Another pair of outstanding backcountry snowshoes is Tubbs Mountaineer. Although it doesn’t come with traction frames, both the instep and heel crampons are over-sized, providing superior traction on steep slopes. The good thing about their traction system is it remains comfortable to walk on trails. Commonly, with the aggressiveness of the crampons in backcountry snowshoes, you’ll notice a discomfort as you wear them to walk on groomed trails. But, that’s not the case with Tubbs Mountaineer. So, if you’re looking for snowshoes that perform great on all terrains, this one is your best bet. Anyway, these snowshoes are already equipped with heel lift bars too. It’s that little piece of metal that stays flat under your heel when inactive. You can flip it as an added support for your feet as you’re going through a sharp ascent. It’ll help considerably reduce calf fatigue.
The tubular aluminum frames on Tubbs Mountaineer have a longer nose as opposed to typical backcountry snowshoes. Interestingly, this nose isn’t raised too high, enabling the snowshoes to float better in deep snow. Naturally, this would also make packing easier, but since the bindings are kind of bulky, they’re still quite a handful in a tote bag. Speaking of the bindings, the strap-in mechanism on Tubbs Mountaineer is more straightforward than that of MSR Lightning Ascent. It’s easier to take on and off while staying tight regardless of the harsh condition on backcountry accesses.

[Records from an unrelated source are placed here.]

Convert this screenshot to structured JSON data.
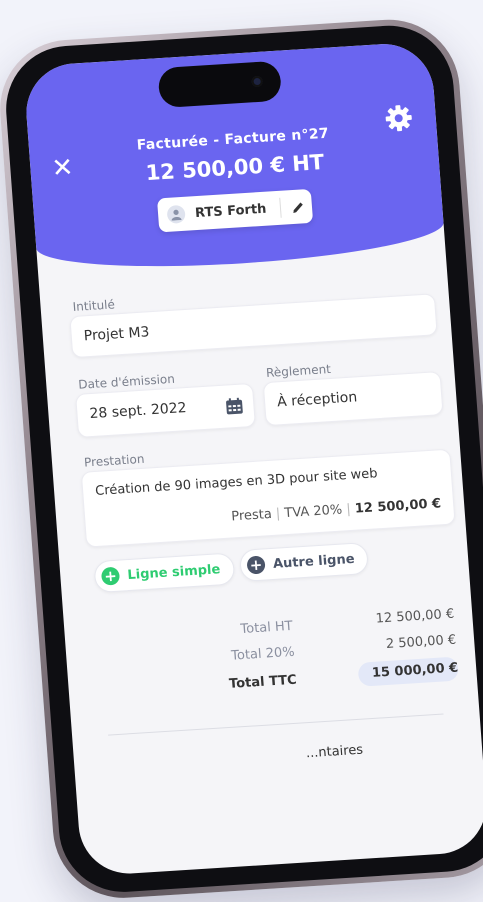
{
  "header": {
    "status_title": "Facturée - Facture n°27",
    "amount": "12 500,00 € HT",
    "client_name": "RTS Forth",
    "accent_color": "#6a65f0"
  },
  "form": {
    "intitule_label": "Intitulé",
    "intitule_value": "Projet M3",
    "date_label": "Date d'émission",
    "date_value": "28 sept. 2022",
    "reglement_label": "Règlement",
    "reglement_value": "À réception",
    "prestation_label": "Prestation",
    "prestation_desc": "Création de 90 images en 3D pour site web",
    "prestation_type": "Presta",
    "prestation_tva": "TVA 20%",
    "prestation_amount": "12 500,00 €"
  },
  "actions": {
    "simple_line": "Ligne simple",
    "other_line": "Autre ligne",
    "simple_color": "#2ecc71",
    "other_color": "#4a5468"
  },
  "totals": {
    "ht_label": "Total HT",
    "ht_value": "12 500,00 €",
    "tva_label": "Total 20%",
    "tva_value": "2 500,00 €",
    "ttc_label": "Total TTC",
    "ttc_value": "15 000,00 €"
  },
  "footer": {
    "comments_label": "...ntaires"
  },
  "icons": [
    "close-icon",
    "gear-icon",
    "user-icon",
    "pencil-icon",
    "calendar-icon",
    "plus-icon"
  ]
}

MSR Lightning Ascent may be the pinnacle of all backcountry snowshoes, but it doesn’t offer the best value for money. MSR Evo Ascent does. Even though it shares a similar performance with the Lightning Ascent, it is sold for a more reasonable price. Now you might be curious about what makes it more affordable if the performance remains relatively the same. First off, it’s smaller, measuring in at only 22-inch. A smaller body means fewer materials, hence it’s cheaper. Furthermore, it sports a Unibody construction that eliminates the need for conventional frames, reducing manufacturing cost. There is indeed a downgrade on the traction system, but that doesn’t diminish its effectiveness in gripping through slick icy slopes. You will stay sure-footed on your exploration.

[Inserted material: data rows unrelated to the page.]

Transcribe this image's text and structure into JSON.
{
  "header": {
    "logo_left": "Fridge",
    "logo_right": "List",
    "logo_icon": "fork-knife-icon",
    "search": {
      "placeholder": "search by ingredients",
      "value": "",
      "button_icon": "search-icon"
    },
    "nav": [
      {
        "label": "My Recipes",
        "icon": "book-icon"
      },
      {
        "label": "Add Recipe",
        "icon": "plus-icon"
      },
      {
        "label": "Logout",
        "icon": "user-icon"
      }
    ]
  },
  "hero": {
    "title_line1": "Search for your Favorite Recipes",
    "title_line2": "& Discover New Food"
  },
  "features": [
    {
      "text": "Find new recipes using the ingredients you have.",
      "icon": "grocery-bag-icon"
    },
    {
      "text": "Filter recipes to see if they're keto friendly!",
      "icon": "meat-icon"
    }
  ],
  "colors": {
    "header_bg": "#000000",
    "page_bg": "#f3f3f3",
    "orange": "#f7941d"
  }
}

The 360-degree traction frames are replaced by carbon steel side rails attached underneath the decking. They act as both reinforcement and lateral crampons that come in handy when you walk through side slopes. The heel crampons are also dismissed, replaced by brake bars that are molded directly to the decks. While they don’t bite into the snow, they do provide some traction as you descend. So as you can see, nothing is really compromised on MSR Evo Ascent. The bindings are also exactly the same model given to the Lightning Ascent. The only thing that needs your attention is flotation. Since it’s only 22-inch long, you’re going to need the add-on tails if you want to get through deep snow without too much trouble.
If you’re not sure of what you’re looking for, we’d suggest you take a look at our top rated snowshoes list.